** WHAT YOU ARE ASKED TO DO **
Show, from the entries below, every line in which "legend" appears.
═════ EXTRACTED RECORDS
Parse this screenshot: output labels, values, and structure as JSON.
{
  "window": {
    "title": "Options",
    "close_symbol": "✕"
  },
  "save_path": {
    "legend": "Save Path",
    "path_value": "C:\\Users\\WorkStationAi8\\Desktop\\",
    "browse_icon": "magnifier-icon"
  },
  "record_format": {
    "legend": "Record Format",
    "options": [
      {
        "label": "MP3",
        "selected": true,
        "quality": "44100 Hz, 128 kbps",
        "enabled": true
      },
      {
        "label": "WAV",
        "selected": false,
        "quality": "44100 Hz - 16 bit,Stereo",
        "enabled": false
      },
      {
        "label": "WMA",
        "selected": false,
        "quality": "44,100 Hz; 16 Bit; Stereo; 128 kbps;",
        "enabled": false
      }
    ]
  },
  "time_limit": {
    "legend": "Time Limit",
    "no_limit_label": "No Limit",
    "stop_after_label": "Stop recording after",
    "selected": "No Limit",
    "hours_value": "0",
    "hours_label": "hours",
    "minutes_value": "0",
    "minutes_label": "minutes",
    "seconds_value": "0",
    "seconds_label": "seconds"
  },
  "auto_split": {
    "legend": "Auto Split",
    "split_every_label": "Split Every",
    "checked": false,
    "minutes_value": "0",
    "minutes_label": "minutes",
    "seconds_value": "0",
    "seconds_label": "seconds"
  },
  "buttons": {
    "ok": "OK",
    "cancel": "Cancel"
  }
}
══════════
** TASK SOLUTION **
    "legend": "Save Path",
    "legend": "Record Format",
    "legend": "Time Limit",
    "legend": "Auto Split",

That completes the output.